Items from a data source
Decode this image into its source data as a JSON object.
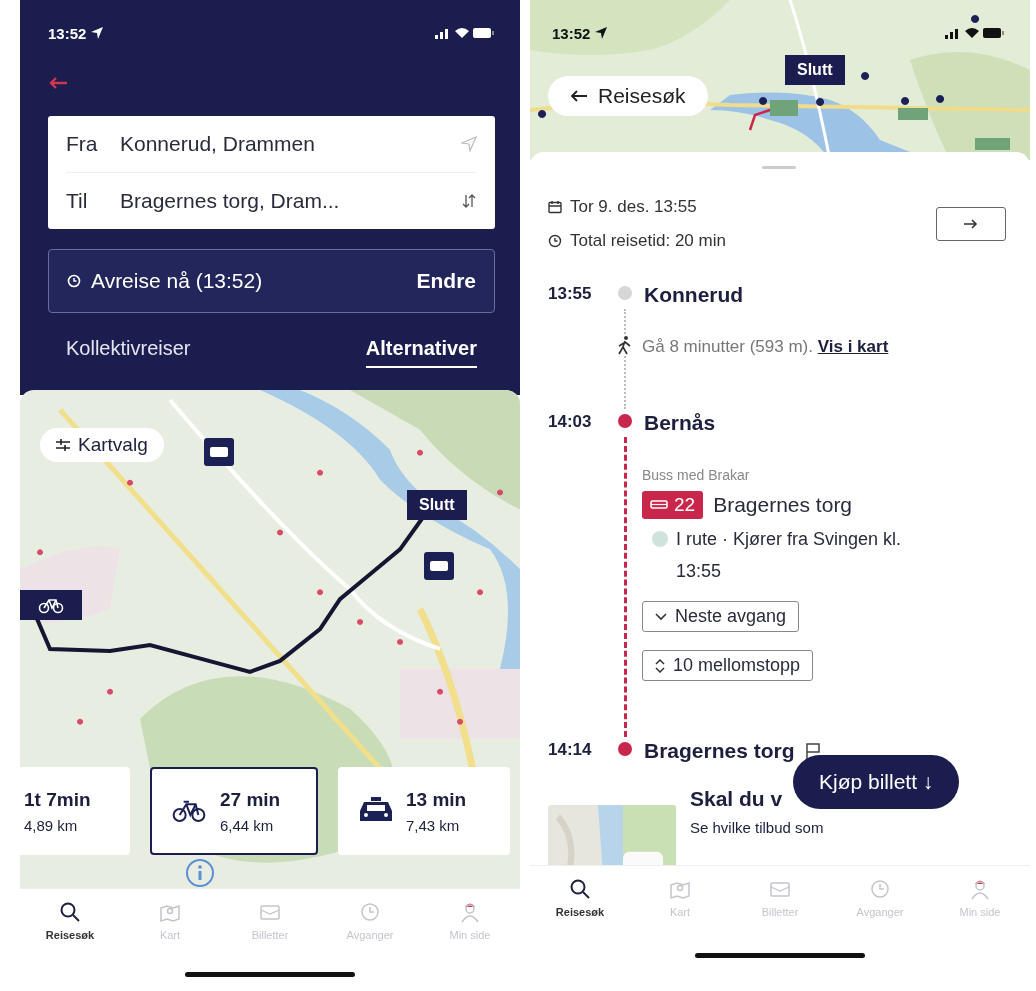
{
  "left": {
    "status_bar": {
      "time": "13:52"
    },
    "from": {
      "label": "Fra",
      "value": "Konnerud, Drammen"
    },
    "to": {
      "label": "Til",
      "value": "Bragernes torg, Dram..."
    },
    "departure": {
      "text": "Avreise nå (13:52)",
      "action": "Endre"
    },
    "tabs": [
      {
        "label": "Kollektivreiser",
        "selected": false
      },
      {
        "label": "Alternativer",
        "selected": true
      }
    ],
    "map": {
      "filter_label": "Kartvalg",
      "end_marker": "Slutt"
    },
    "options": [
      {
        "kind": "walk",
        "duration": "1t 7min",
        "distance": "4,89 km",
        "selected": false
      },
      {
        "kind": "bike",
        "duration": "27 min",
        "distance": "6,44 km",
        "selected": true
      },
      {
        "kind": "taxi",
        "duration": "13 min",
        "distance": "7,43 km",
        "selected": false
      }
    ],
    "tab_bar": [
      {
        "kind": "search",
        "label": "Reisesøk",
        "selected": true
      },
      {
        "kind": "map",
        "label": "Kart",
        "selected": false
      },
      {
        "kind": "ticket",
        "label": "Billetter",
        "selected": false
      },
      {
        "kind": "clock",
        "label": "Avganger",
        "selected": false
      },
      {
        "kind": "person",
        "label": "Min side",
        "selected": false
      }
    ]
  },
  "right": {
    "status_bar": {
      "time": "13:52"
    },
    "map": {
      "back_label": "Reisesøk",
      "end_marker": "Slutt"
    },
    "date": "Tor 9. des. 13:55",
    "total": "Total reisetid: 20 min",
    "timeline": [
      {
        "kind": "origin",
        "time": "13:55",
        "name": "Konnerud"
      },
      {
        "kind": "walk",
        "text": "Gå 8 minutter (593 m).",
        "link": "Vis i kart"
      },
      {
        "kind": "board",
        "time": "14:03",
        "name": "Bernås"
      },
      {
        "kind": "bus",
        "operator": "Buss med Brakar",
        "line": "22",
        "destination": "Bragernes torg",
        "status": "I rute · Kjører fra Svingen kl. 13:55",
        "buttons": [
          {
            "kind": "expand",
            "label": "Neste avgang"
          },
          {
            "kind": "stops",
            "label": "10 mellomstopp"
          }
        ]
      },
      {
        "kind": "destination",
        "time": "14:14",
        "name": "Bragernes torg"
      }
    ],
    "promo": {
      "title": "Skal du v",
      "text": "Se hvilke tilbud som"
    },
    "buy_button": "Kjøp billett ↓",
    "tab_bar": [
      {
        "kind": "search",
        "label": "Reisesøk",
        "selected": true
      },
      {
        "kind": "map",
        "label": "Kart",
        "selected": false
      },
      {
        "kind": "ticket",
        "label": "Billetter",
        "selected": false
      },
      {
        "kind": "clock",
        "label": "Avganger",
        "selected": false
      },
      {
        "kind": "person",
        "label": "Min side",
        "selected": false
      }
    ]
  }
}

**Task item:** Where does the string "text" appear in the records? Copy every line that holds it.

**Your response:**
      "text": "Avreise nå (13:52)",
        "text": "Gå 8 minutter (593 m).",
      "text": "Se hvilke tilbud som"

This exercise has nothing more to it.